Wednesday, September 27, 2006

TOP STORY >>Rapists of kids get long jail time

Leader staff writer

Area courts sent a strong message to rapists last week, with Lonoke County judges sentencing one child rapist to 30 years in prison and another to 60 years. Meanwhile, a Jacksonville man was convicted in Pulaski County Circuit Court Friday for the brutal rape of a woman who lived with him and Monday a jury of seven men and five women sentenced him to 10 years for rape and five years for kidnapping.

In Lonoke County, Johnny Wayne Crossland, 42, of 44 Candy Lane in Austin was sentenced for raping a youngster at a relative’s house, after asking the boy if he wanted to watch cartoons. When a neighbor drove up, Crossland told the child he would kill him if he told about the rape, then threw the child a $5 bill.

Crossland must serve 42 of the 60 years before becoming eligible for parole. Edward Erwin, 24, of 541 Main St. in Coy pled guilty to two charges of rape and terrorist threatening for the rape of a 12-year-old girl. Erwin, a friend of the family, raped the child March 4 and threatened to kill her if she told anyone.

The Jacksonville rapist, who was convicted of raping a woman he lived with, will remain in jail pending an appeal, Circuit Judge Willard Proctor ruled Monday. Joe Francis Rounsaville, then of 209 N. Bailey St.—scene of the rape—could have received a life sentence without the chance of parole, or 10 to 40 years.

“I don’t sleep,” said the victim testifying in the sentencing phase of the trial Monday, “and when I do, I hear his voice. I wake up crying. I’m afraid I won’t ever be able to trust anyone again ever.” After the sentence was an-nounced, the victim said she was satisfied. “Any time (received) is fine, just so long as he realizes what he did was wrong,” she said.

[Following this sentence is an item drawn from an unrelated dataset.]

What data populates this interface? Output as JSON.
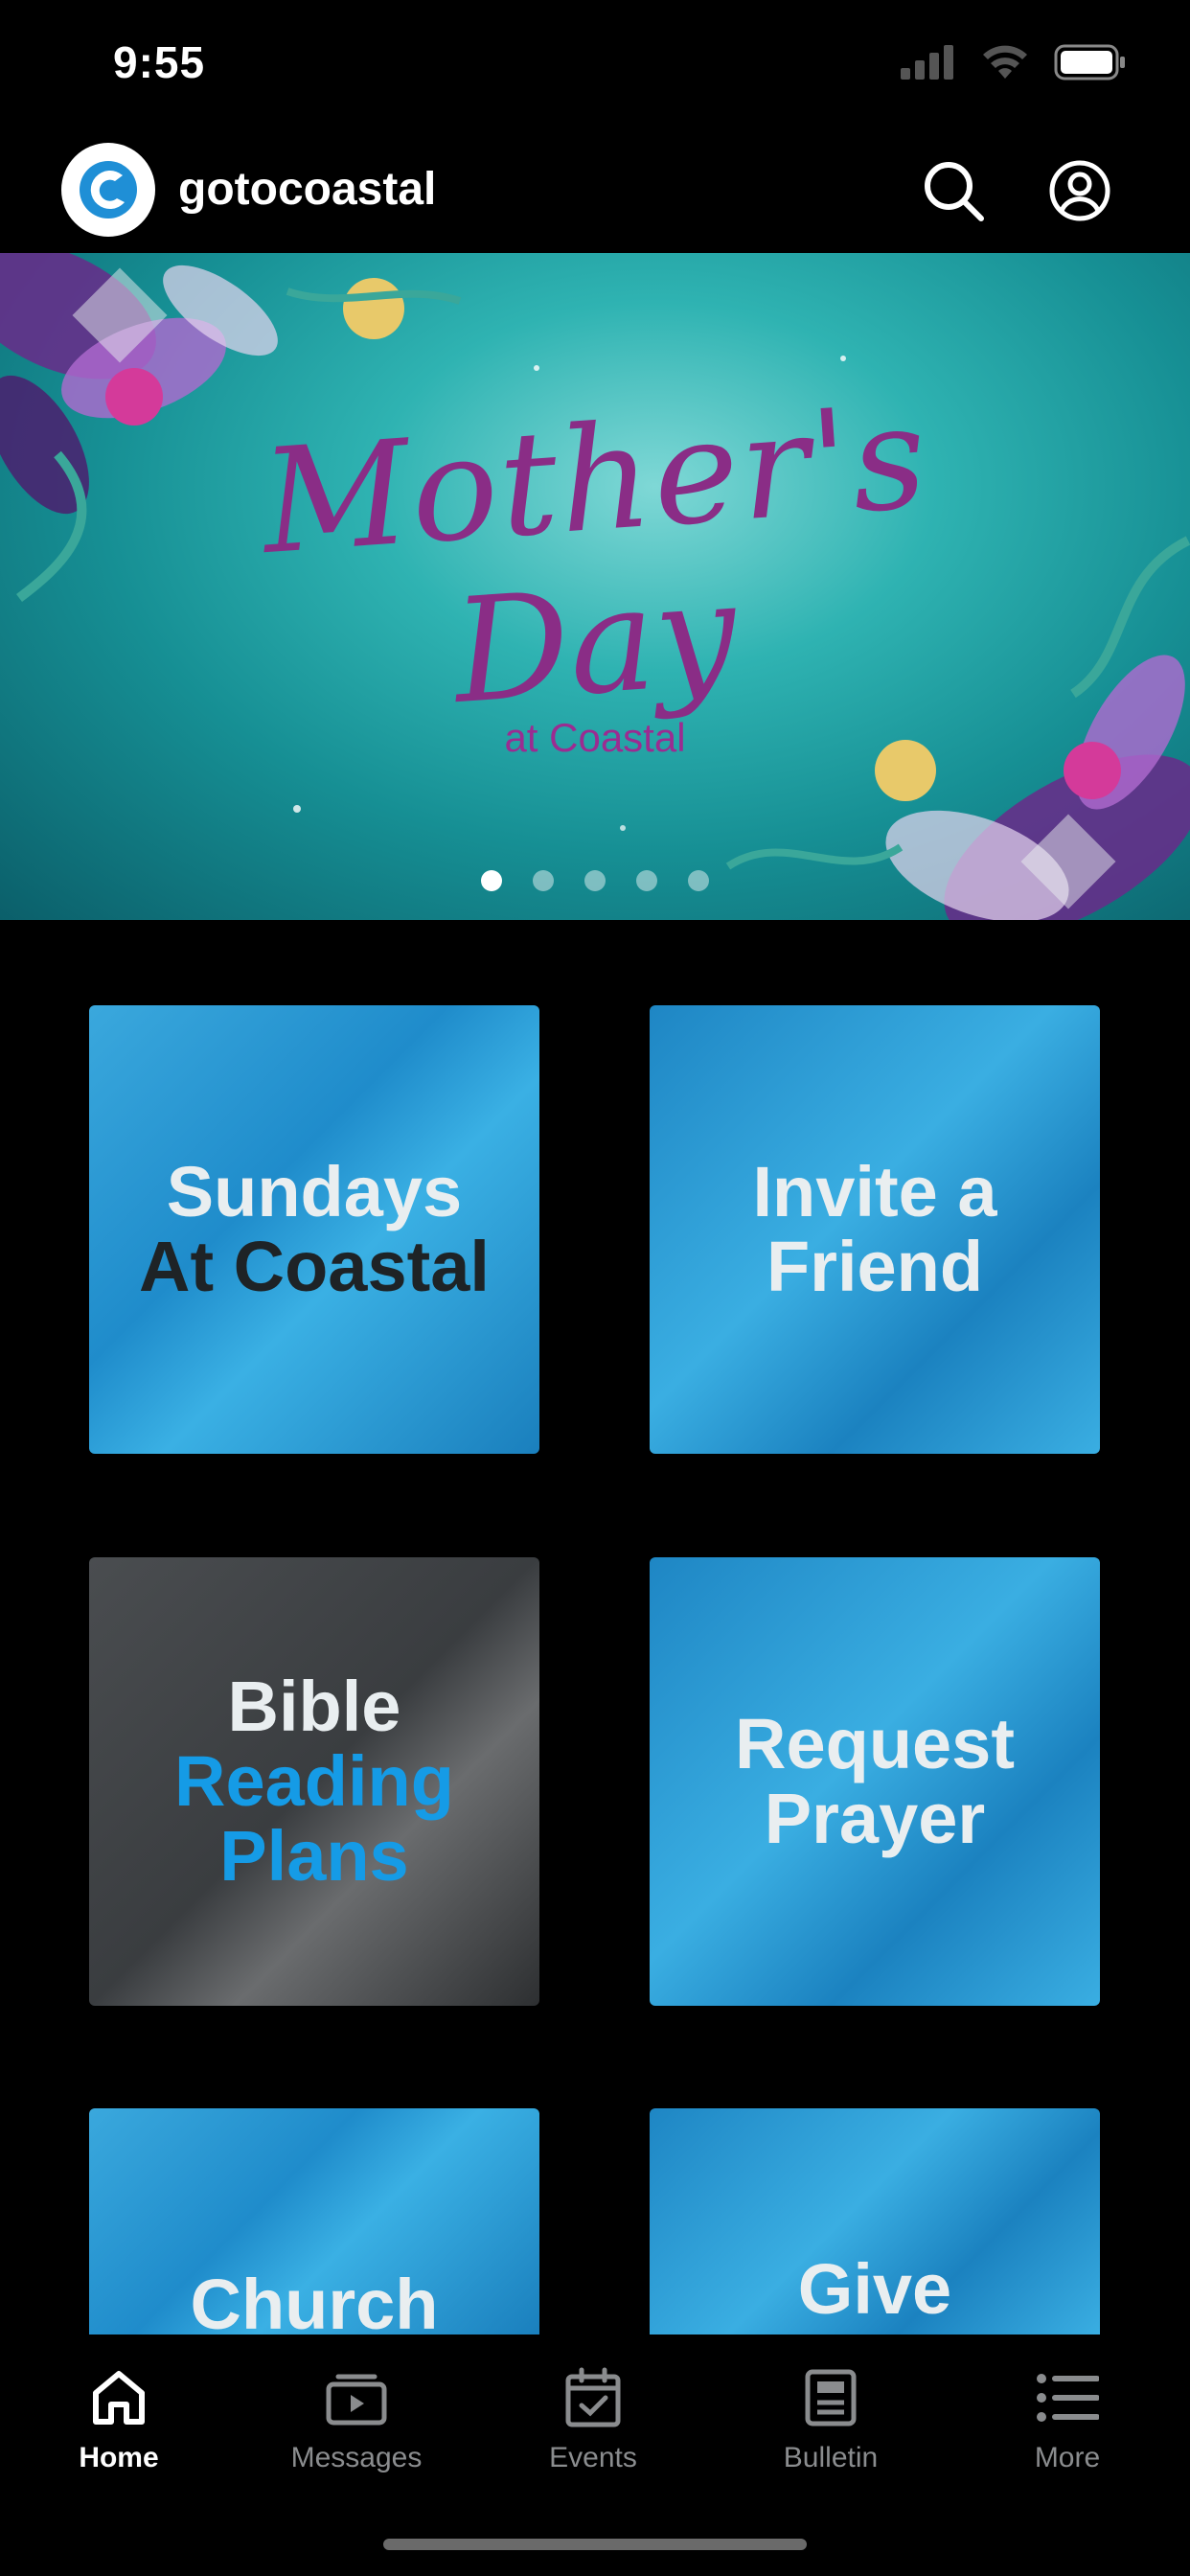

Rounsaville apparently became angry at the 51-year-old woman last Dec. 14, tightly bound her wrists, then raped her anally and vaginally, beat her and urinated on her. A friend testified that she looked as if she had been in a bad car wreck.
Prosecutor Jenna Notto Sherrill and the victim both told the jury that Rounsaville also tried to strangle her with a plastic tie and held a pillow over her face, telling her he would “help her die.”

In sentencing Rounsaville to 10 years, the lightest prison term possible—the jury signaled that the mandatory seven years he’ll spend in prison is sufficient. That’s when he’ll become eligible for parole. Jurors may have been influenced by the fact that after reporting the attack to the police, the victim moved back in with him two weeks later and tried to have charges dropped.

Sherrill said the woman returned because she was an alcoholic with low esteem and no place else to live. Rounsaville said the incident was nothing more than rough sex between consenting adults.

Bailiffs kept a tight rein on Proctor’s courtroom Monday, confiscating a cell phone that rang during court, removing two women from the gallery for loud whispered disapproval of the sentencing of a loved one, ordering one man to stop reading a newspaper during court and scolding two other women who remained seated after the bailiff asked all in the courtroom to stand for the judge—all that in the space of about one hour.